Thirty years earlier, when the Soviet Union launched Sputnik in 1957, the United States responded by creating DARPA, the Defense Advanced Research Projects Agency.
What a good deal we got!
DARPA is turning 50 this year, and it's been a productive half-century, as Stephen Barr at WaPo points out today.
If we went no farther than the Internet, DARPA would have been successful enough. Lawrence G. Roberts led a small DARPA team that in 1967 designed the network that evolved into the Internet. He describes it as:
"Putting A and B together and getting Z. Taking obscure things and seeing there is an intersection there."That doesn't seem like the normal way government agencies do things, but DARPA isn't like other government agencies, which is why it has given us much more -- the fundamental technology behind the computer mouse, the Saturn booster rocket, stealth technology and pilotless drones. On the drawing boards: two-way speech translation systems, artificial limbs controlled by the brain with dexterity and sensation feedback, and who knows what else.
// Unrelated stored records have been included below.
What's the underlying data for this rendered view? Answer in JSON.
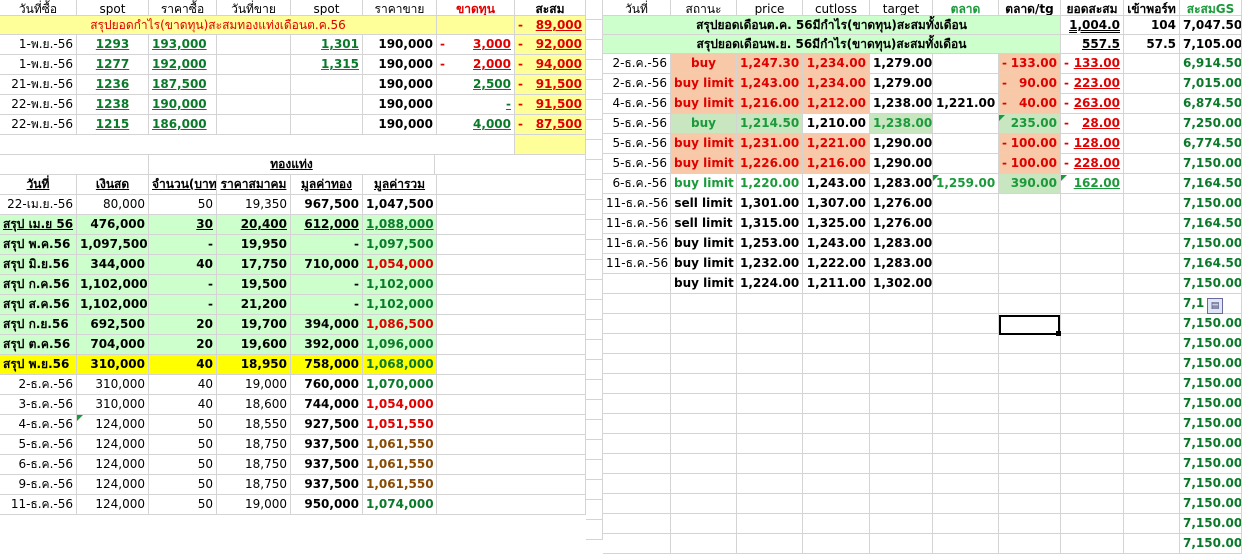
{
  "left_header": [
    "วันที่ซื้อ",
    "spot",
    "ราคาซื้อ",
    "วันที่ขาย",
    "spot",
    "ราคาขาย",
    "ขาดทุน",
    "สะสม"
  ],
  "left_summary": {
    "label": "สรุปยอดกำไร(ขาดทุน)สะสมทองแท่งเดือนต.ค.56",
    "value": "89,000"
  },
  "left_trades": [
    {
      "buy_date": "1-พ.ย.-56",
      "spot1": "1293",
      "buy_price": "193,000",
      "sell_date": "",
      "spot2": "1,301",
      "sell_price": "190,000",
      "loss": "3,000",
      "cum": "92,000"
    },
    {
      "buy_date": "1-พ.ย.-56",
      "spot1": "1277",
      "buy_price": "192,000",
      "sell_date": "",
      "spot2": "1,315",
      "sell_price": "190,000",
      "loss": "2,000",
      "cum": "94,000"
    },
    {
      "buy_date": "21-พ.ย.-56",
      "spot1": "1236",
      "buy_price": "187,500",
      "sell_date": "",
      "spot2": "",
      "sell_price": "190,000",
      "loss": "2,500",
      "cum": "91,500"
    },
    {
      "buy_date": "22-พ.ย.-56",
      "spot1": "1238",
      "buy_price": "190,000",
      "sell_date": "",
      "spot2": "",
      "sell_price": "190,000",
      "loss": "-",
      "cum": "91,500"
    },
    {
      "buy_date": "22-พ.ย.-56",
      "spot1": "1215",
      "buy_price": "186,000",
      "sell_date": "",
      "spot2": "",
      "sell_price": "190,000",
      "loss": "4,000",
      "cum": "87,500"
    }
  ],
  "gold_bar_title": "ทองแท่ง",
  "bottom_header": [
    "วันที่",
    "เงินสด",
    "จำนวน(บาท)",
    "ราคาสมาคม",
    "มูลค่าทอง",
    "มูลค่ารวม"
  ],
  "bottom_rows": [
    {
      "date": "22-เม.ย.-56",
      "cash": "80,000",
      "qty": "50",
      "price": "19,350",
      "gold": "967,500",
      "total": "1,047,500",
      "style": "plain",
      "tc": "black"
    },
    {
      "date": "สรุป เม.ย 56",
      "cash": "476,000",
      "qty": "30",
      "price": "20,400",
      "gold": "612,000",
      "total": "1,088,000",
      "style": "green",
      "tc": "dgrn"
    },
    {
      "date": "สรุป พ.ค.56",
      "cash": "1,097,500",
      "qty": "-",
      "price": "19,950",
      "gold": "-",
      "total": "1,097,500",
      "style": "green",
      "tc": "dgrn"
    },
    {
      "date": "สรุป มิ.ย.56",
      "cash": "344,000",
      "qty": "40",
      "price": "17,750",
      "gold": "710,000",
      "total": "1,054,000",
      "style": "green",
      "tc": "red"
    },
    {
      "date": "สรุป ก.ค.56",
      "cash": "1,102,000",
      "qty": "-",
      "price": "19,500",
      "gold": "-",
      "total": "1,102,000",
      "style": "green",
      "tc": "dgrn"
    },
    {
      "date": "สรุป ส.ค.56",
      "cash": "1,102,000",
      "qty": "-",
      "price": "21,200",
      "gold": "-",
      "total": "1,102,000",
      "style": "green",
      "tc": "dgrn"
    },
    {
      "date": "สรุป ก.ย.56",
      "cash": "692,500",
      "qty": "20",
      "price": "19,700",
      "gold": "394,000",
      "total": "1,086,500",
      "style": "green",
      "tc": "red"
    },
    {
      "date": "สรุป ต.ค.56",
      "cash": "704,000",
      "qty": "20",
      "price": "19,600",
      "gold": "392,000",
      "total": "1,096,000",
      "style": "green",
      "tc": "dgrn"
    },
    {
      "date": "สรุป พ.ย.56",
      "cash": "310,000",
      "qty": "40",
      "price": "18,950",
      "gold": "758,000",
      "total": "1,068,000",
      "style": "yellow",
      "tc": "dgrn"
    },
    {
      "date": "2-ธ.ค.-56",
      "cash": "310,000",
      "qty": "40",
      "price": "19,000",
      "gold": "760,000",
      "total": "1,070,000",
      "style": "plain",
      "tc": "dgrn"
    },
    {
      "date": "3-ธ.ค.-56",
      "cash": "310,000",
      "qty": "40",
      "price": "18,600",
      "gold": "744,000",
      "total": "1,054,000",
      "style": "plain",
      "tc": "red"
    },
    {
      "date": "4-ธ.ค.-56",
      "cash": "124,000",
      "qty": "50",
      "price": "18,550",
      "gold": "927,500",
      "total": "1,051,550",
      "style": "plain",
      "tc": "red"
    },
    {
      "date": "5-ธ.ค.-56",
      "cash": "124,000",
      "qty": "50",
      "price": "18,750",
      "gold": "937,500",
      "total": "1,061,550",
      "style": "plain",
      "tc": "brn"
    },
    {
      "date": "6-ธ.ค.-56",
      "cash": "124,000",
      "qty": "50",
      "price": "18,750",
      "gold": "937,500",
      "total": "1,061,550",
      "style": "plain",
      "tc": "brn"
    },
    {
      "date": "9-ธ.ค.-56",
      "cash": "124,000",
      "qty": "50",
      "price": "18,750",
      "gold": "937,500",
      "total": "1,061,550",
      "style": "plain",
      "tc": "brn"
    },
    {
      "date": "11-ธ.ค.-56",
      "cash": "124,000",
      "qty": "50",
      "price": "19,000",
      "gold": "950,000",
      "total": "1,074,000",
      "style": "plain",
      "tc": "dgrn"
    }
  ],
  "right_header": [
    "วันที่",
    "สถานะ",
    "price",
    "cutloss",
    "target",
    "ตลาด",
    "ตลาด/tg",
    "ยอดสะสม",
    "เข้าพอร์ท",
    "สะสมGS"
  ],
  "right_summaries": [
    {
      "label": "สรุปยอดเดือนต.ค. 56มีกำไร(ขาดทุน)สะสมทั้งเดือน",
      "total": "1,004.0",
      "port": "104",
      "gs": "7,047.50"
    },
    {
      "label": "สรุปยอดเดือนพ.ย. 56มีกำไร(ขาดทุน)สะสมทั้งเดือน",
      "total": "557.5",
      "port": "57.5",
      "gs": "7,105.00"
    }
  ],
  "right_rows": [
    {
      "date": "2-ธ.ค.-56",
      "status": "buy",
      "price": "1,247.30",
      "cut": "1,234.00",
      "target": "1,279.00",
      "mkt": "",
      "mtg": "133.00",
      "cum": "133.00",
      "gs": "6,914.50",
      "kind": "salmon",
      "mtgc": "red",
      "cumc": "red",
      "mtgneg": true,
      "cumneg": true
    },
    {
      "date": "2-ธ.ค.-56",
      "status": "buy limit",
      "price": "1,243.00",
      "cut": "1,234.00",
      "target": "1,279.00",
      "mkt": "",
      "mtg": "90.00",
      "cum": "223.00",
      "gs": "7,015.00",
      "kind": "salmon",
      "mtgc": "red",
      "cumc": "red",
      "mtgneg": true,
      "cumneg": true
    },
    {
      "date": "4-ธ.ค.-56",
      "status": "buy limit",
      "price": "1,216.00",
      "cut": "1,212.00",
      "target": "1,238.00",
      "mkt": "1,221.00",
      "mtg": "40.00",
      "cum": "263.00",
      "gs": "6,874.50",
      "kind": "salmon",
      "mtgc": "red",
      "cumc": "red",
      "mtgneg": true,
      "cumneg": true
    },
    {
      "date": "5-ธ.ค.-56",
      "status": "buy",
      "price": "1,214.50",
      "cut": "1,210.00",
      "target": "1,238.00",
      "mkt": "",
      "mtg": "235.00",
      "cum": "28.00",
      "gs": "7,250.00",
      "kind": "green",
      "mtgc": "grn",
      "cumc": "red",
      "mtgneg": false,
      "cumneg": true
    },
    {
      "date": "5-ธ.ค.-56",
      "status": "buy limit",
      "price": "1,231.00",
      "cut": "1,221.00",
      "target": "1,290.00",
      "mkt": "",
      "mtg": "100.00",
      "cum": "128.00",
      "gs": "6,774.50",
      "kind": "salmon",
      "mtgc": "red",
      "cumc": "red",
      "mtgneg": true,
      "cumneg": true
    },
    {
      "date": "5-ธ.ค.-56",
      "status": "buy limit",
      "price": "1,226.00",
      "cut": "1,216.00",
      "target": "1,290.00",
      "mkt": "",
      "mtg": "100.00",
      "cum": "228.00",
      "gs": "7,150.00",
      "kind": "salmon",
      "mtgc": "red",
      "cumc": "red",
      "mtgneg": true,
      "cumneg": true
    },
    {
      "date": "6-ธ.ค.-56",
      "status": "buy limit",
      "price": "1,220.00",
      "cut": "1,243.00",
      "target": "1,283.00",
      "mkt": "1,259.00",
      "mtg": "390.00",
      "cum": "162.00",
      "gs": "7,164.50",
      "kind": "lightgreen",
      "mtgc": "grn",
      "cumc": "grn",
      "mtgneg": false,
      "cumneg": false
    },
    {
      "date": "11-ธ.ค.-56",
      "status": "sell limit",
      "price": "1,301.00",
      "cut": "1,307.00",
      "target": "1,276.00",
      "mkt": "",
      "mtg": "",
      "cum": "",
      "gs": "7,150.00",
      "kind": "plain"
    },
    {
      "date": "11-ธ.ค.-56",
      "status": "sell limit",
      "price": "1,315.00",
      "cut": "1,325.00",
      "target": "1,276.00",
      "mkt": "",
      "mtg": "",
      "cum": "",
      "gs": "7,164.50",
      "kind": "plain"
    },
    {
      "date": "11-ธ.ค.-56",
      "status": "buy limit",
      "price": "1,253.00",
      "cut": "1,243.00",
      "target": "1,283.00",
      "mkt": "",
      "mtg": "",
      "cum": "",
      "gs": "7,150.00",
      "kind": "plain"
    },
    {
      "date": "11-ธ.ค.-56",
      "status": "buy limit",
      "price": "1,232.00",
      "cut": "1,222.00",
      "target": "1,283.00",
      "mkt": "",
      "mtg": "",
      "cum": "",
      "gs": "7,164.50",
      "kind": "plain"
    },
    {
      "date": "",
      "status": "buy limit",
      "price": "1,224.00",
      "cut": "1,211.00",
      "target": "1,302.00",
      "mkt": "",
      "mtg": "",
      "cum": "",
      "gs": "7,150.00",
      "kind": "plain"
    }
  ],
  "gs_tail": [
    "7,150.00",
    "7,150.00",
    "7,150.00",
    "7,150.00",
    "7,150.00",
    "7,150.00",
    "7,150.00",
    "7,150.00",
    "7,150.00",
    "7,150.00",
    "7,150.00",
    "7,150.00"
  ],
  "gs_partial": "7,1",
  "colors": {
    "yellow_fill": "#ffff99",
    "green_fill": "#ccffcc",
    "salmon_fill": "#f7c9a8",
    "highlight": "#ffff00",
    "red": "#e00000",
    "green": "#1a9a3a"
  }
}
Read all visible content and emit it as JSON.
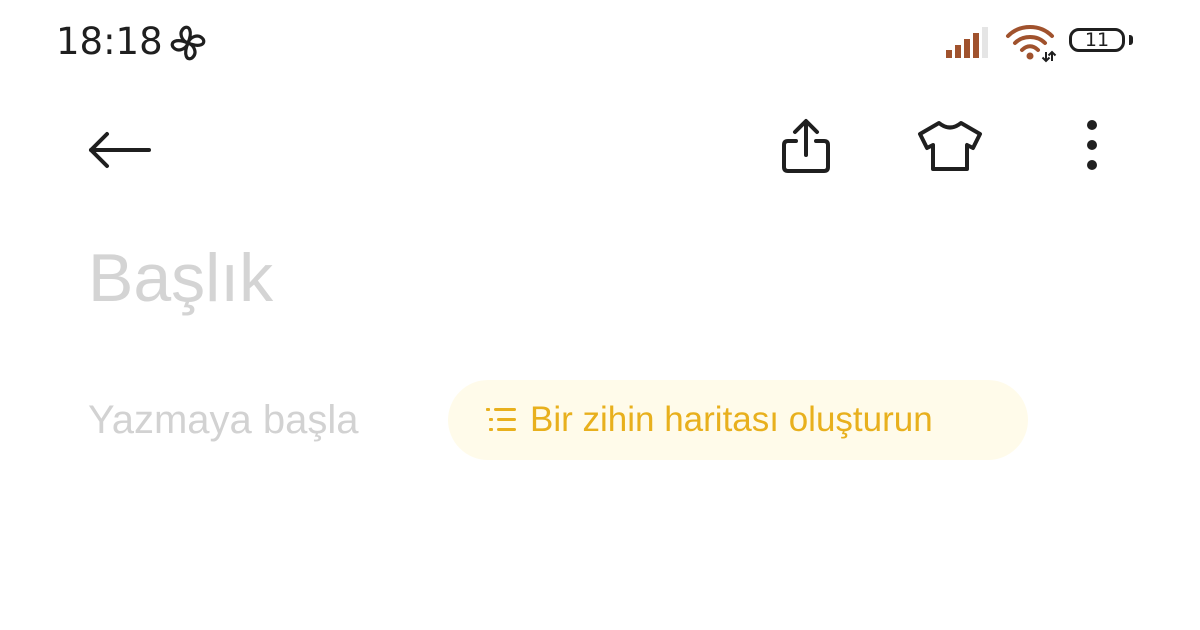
{
  "status_bar": {
    "time": "18:18",
    "battery_level": "11",
    "icons": [
      "pinwheel-icon",
      "signal-icon",
      "wifi-icon",
      "battery-icon"
    ]
  },
  "toolbar": {
    "icons": [
      "back-arrow-icon",
      "share-icon",
      "tshirt-icon",
      "more-vertical-icon"
    ]
  },
  "editor": {
    "title_placeholder": "Başlık",
    "body_placeholder": "Yazmaya başla",
    "mindmap_chip_label": "Bir zihin haritası oluşturun"
  },
  "colors": {
    "background": "#ffffff",
    "icon": "#1f1f1f",
    "placeholder": "#d4d4d4",
    "accent": "#e8b01d",
    "chip_background": "#fffbea"
  }
}
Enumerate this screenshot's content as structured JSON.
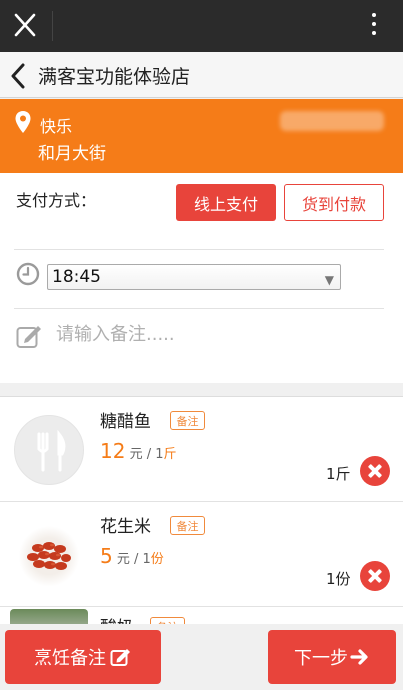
{
  "window": {
    "close_icon": "close-icon",
    "menu_icon": "more-vertical-icon"
  },
  "header": {
    "back_icon": "chevron-left-icon",
    "title": "满客宝功能体验店"
  },
  "address": {
    "icon": "location-pin-icon",
    "name": "快乐",
    "street": "和月大街",
    "color": "#f57c18"
  },
  "payment": {
    "label": "支付方式：",
    "online_label": "线上支付",
    "cod_label": "货到付款",
    "selected": "线上支付",
    "accent": "#e8443b"
  },
  "time": {
    "icon": "clock-icon",
    "value": "18:45"
  },
  "remark": {
    "icon": "edit-icon",
    "placeholder": "请输入备注....."
  },
  "items": [
    {
      "name": "糖醋鱼",
      "tag": "备注",
      "price": "12",
      "unit_text": "元 / 1",
      "unit": "斤",
      "quantity": "1斤",
      "image": "fork-knife-placeholder"
    },
    {
      "name": "花生米",
      "tag": "备注",
      "price": "5",
      "unit_text": "元 / 1",
      "unit": "份",
      "quantity": "1份",
      "image": "peanuts-photo"
    },
    {
      "name": "酸奶",
      "tag": "备注"
    }
  ],
  "footer": {
    "remark_label": "烹饪备注",
    "next_label": "下一步"
  }
}
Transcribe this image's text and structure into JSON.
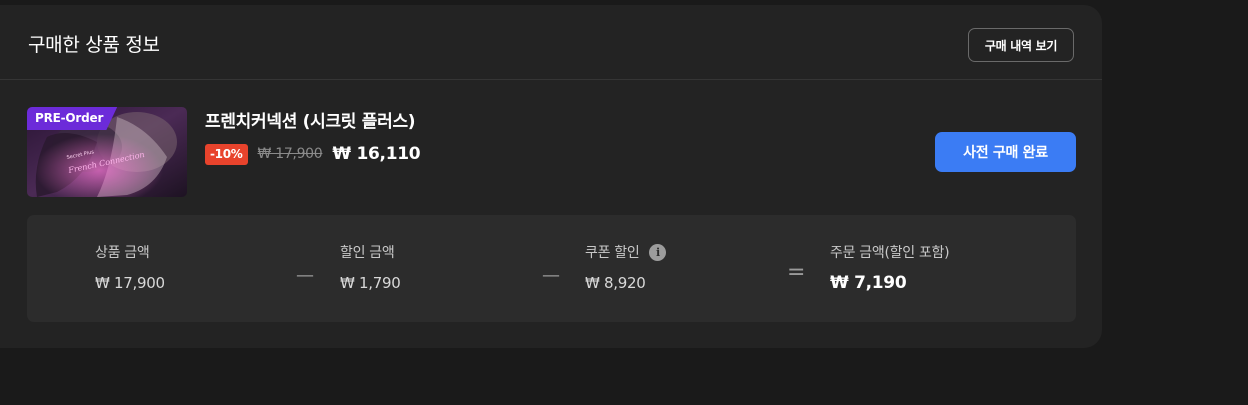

All of which begs the question: How can this government agency be so darned effective when most wallow in bureaucracy, lack of inspiration and waste. There is a reason: DARPA isn't like other government bureaucracies:
Unlike most federal agencies, DARPA operates with little red tape. It has only two management layers, encouraging the rapid flow of ideas and decisions.
About 240 people work at DARPA, and 120 of them are program managers and office directors on appointments of four to six years. The agency does not own or operate labs, but sponsors research carried out by industry and universities.
By rotating technical professionals every few years, DARPA has "a constant freshness of people and energy," [agency director Anthony J.] Tether said. "Everything else we do stems from that."
Small, compact, outsourced, fresh. Imagine what could happen if we DARPAtized all levels of government!
Perhaps they could do so research in that area ... and given the nature of government, by the time DARPA's centennial comes around, nothing will have gotten better.